“I prefer to give to academic programs,” she said. “But as we did our research, we discovered people who, if Hendrix reinstated football, would increase their level of giving. People make contributions based on their value system. I realized that, by having football, Hendrix would open up some areas of giving and support that are not open to us now. And I realized that would be a good thing, creating the type of diversity and opportunity we’re looking for.”
The debate about Hendrix reinstating football, absent since 1960, has been described as reaching a level of intensity that, by comparison, would make what is going on between Hillary Clinton and Barack Obama a lovefest.
Marty Rhodes, co-chairman of the exploratory committee, noted that the biggest argument for reinstating football would be the creation of more diversity. Then, he laughed, and said one of the biggest negatives to some people was football would detract from the college’s diversity.
“The culture of Hendrix College came up time and time again and I have not been able to get my hands around how, culturally, football does not fit,” he said. “I think it related to a misunderstanding or lack of knowledge what Division III football really is. Just about everybody in this state understands football in terms of Razorback football. We faced an educational challenge.”
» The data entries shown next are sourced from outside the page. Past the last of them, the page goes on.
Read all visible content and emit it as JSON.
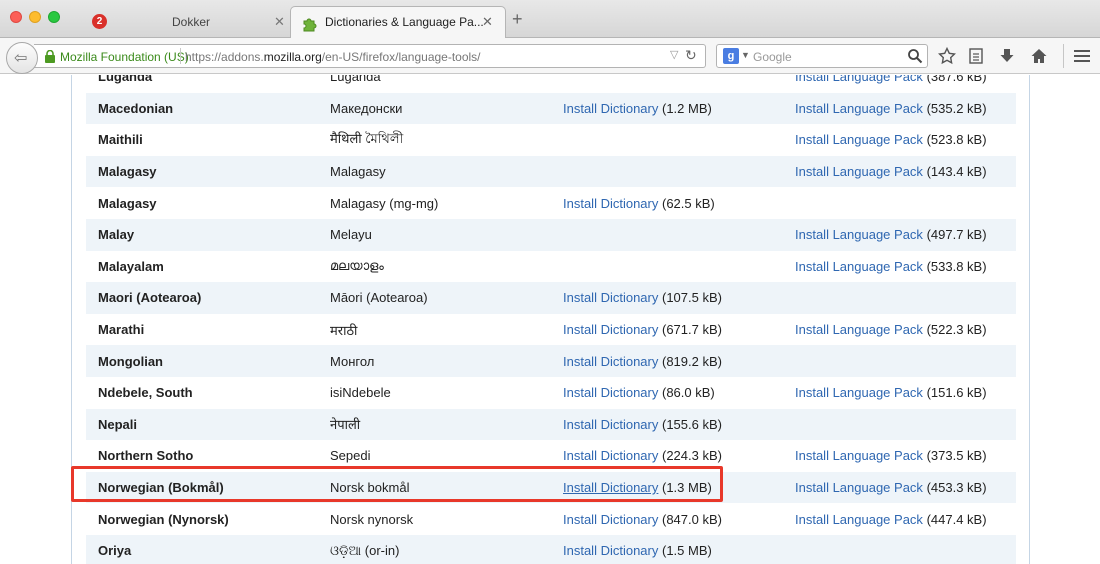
{
  "window": {
    "notification_count": "2",
    "tabs": [
      {
        "title": "Dokker",
        "close": "✕"
      },
      {
        "title": "Dictionaries & Language Pa...",
        "close": "✕"
      }
    ],
    "new_tab": "+"
  },
  "navbar": {
    "identity": "Mozilla Foundation (US)",
    "url_prefix": "https://addons.",
    "url_domain": "mozilla.org",
    "url_path": "/en-US/firefox/language-tools/",
    "search_placeholder": "Google",
    "search_engine_letter": "g"
  },
  "labels": {
    "install_dictionary": "Install Dictionary",
    "install_language_pack": "Install Language Pack"
  },
  "languages": [
    {
      "name": "Luganda",
      "native": "Luganda",
      "dict_size": "",
      "pack_size": "(387.6 kB)"
    },
    {
      "name": "Macedonian",
      "native": "Македонски",
      "dict_size": "(1.2 MB)",
      "pack_size": "(535.2 kB)"
    },
    {
      "name": "Maithili",
      "native": "मैथिली মৈথিলী",
      "dict_size": "",
      "pack_size": "(523.8 kB)"
    },
    {
      "name": "Malagasy",
      "native": "Malagasy",
      "dict_size": "",
      "pack_size": "(143.4 kB)"
    },
    {
      "name": "Malagasy",
      "native": "Malagasy (mg-mg)",
      "dict_size": "(62.5 kB)",
      "pack_size": ""
    },
    {
      "name": "Malay",
      "native": "Melayu",
      "dict_size": "",
      "pack_size": "(497.7 kB)"
    },
    {
      "name": "Malayalam",
      "native": "മലയാളം",
      "dict_size": "",
      "pack_size": "(533.8 kB)"
    },
    {
      "name": "Maori (Aotearoa)",
      "native": "Māori (Aotearoa)",
      "dict_size": "(107.5 kB)",
      "pack_size": ""
    },
    {
      "name": "Marathi",
      "native": "मराठी",
      "dict_size": "(671.7 kB)",
      "pack_size": "(522.3 kB)"
    },
    {
      "name": "Mongolian",
      "native": "Монгол",
      "dict_size": "(819.2 kB)",
      "pack_size": ""
    },
    {
      "name": "Ndebele, South",
      "native": "isiNdebele",
      "dict_size": "(86.0 kB)",
      "pack_size": "(151.6 kB)"
    },
    {
      "name": "Nepali",
      "native": "नेपाली",
      "dict_size": "(155.6 kB)",
      "pack_size": ""
    },
    {
      "name": "Northern Sotho",
      "native": "Sepedi",
      "dict_size": "(224.3 kB)",
      "pack_size": "(373.5 kB)"
    },
    {
      "name": "Norwegian (Bokmål)",
      "native": "Norsk bokmål",
      "dict_size": "(1.3 MB)",
      "pack_size": "(453.3 kB)",
      "highlighted": true
    },
    {
      "name": "Norwegian (Nynorsk)",
      "native": "Norsk nynorsk",
      "dict_size": "(847.0 kB)",
      "pack_size": "(447.4 kB)"
    },
    {
      "name": "Oriya",
      "native": "ଓଡ଼ିଆ (or-in)",
      "dict_size": "(1.5 MB)",
      "pack_size": ""
    }
  ],
  "colors": {
    "link": "#2f67b1",
    "stripe": "#eef4f9",
    "highlight": "#e8382a",
    "secure_identity": "#3a8a1a"
  }
}
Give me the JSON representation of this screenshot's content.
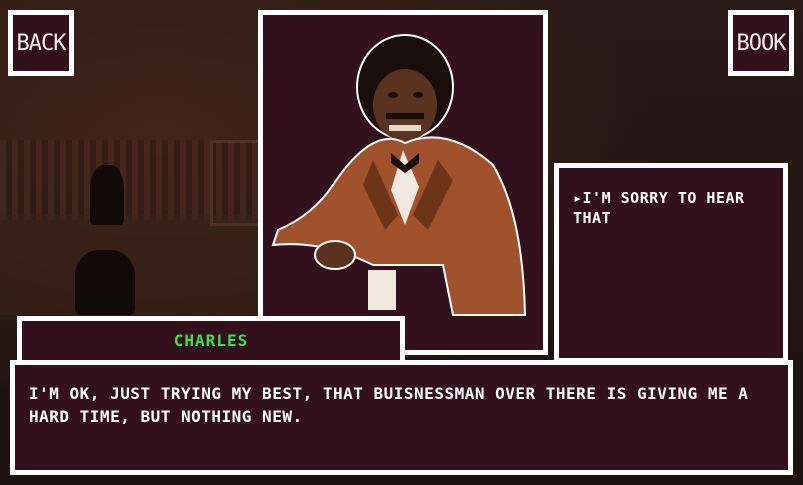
{
  "nav": {
    "back_label": "BACK",
    "book_label": "BOOK"
  },
  "speaker": {
    "name": "CHARLES"
  },
  "dialog": {
    "text": "I'M OK, JUST TRYING MY BEST, THAT BUISNESSMAN OVER THERE IS GIVING ME A HARD TIME, BUT NOTHING NEW."
  },
  "choices": [
    {
      "marker": "▸",
      "label": "I'M SORRY TO HEAR THAT"
    }
  ],
  "colors": {
    "panel": "#32101c",
    "border": "#ffffff",
    "name": "#3de33d",
    "suit": "#a0522d"
  }
}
“Once I understood what Division III football was all about and that it was addressing a desire of students for another extracurricular opportunity to add to the educational experience, then I had to ask ‘why not?’” Sells said.
Tuesday, Sells displayed a legal pad full of notes and highlighted a statement by Dr. Robert Entzminger, provost and dean of the college.
“He told us that what makes Hendrix distinctive should not be defined by an absence,” she said. “I thought that was terrible profound. It spoke to me.”
In the next few years, expect to see once “anti-football culture” Stacy Sells at a Hendrix football game, cheering on the Warriors but appreciating the totality of somewhat an existential experience of youngsters having fun playing a sport they’ve always loved with little motive except an individual love of sport.
Hell freezing over? Actually, she expects a little bit of heaven.
(Sports columnist David McCollum can be reached at 505-1235 or email@example.com)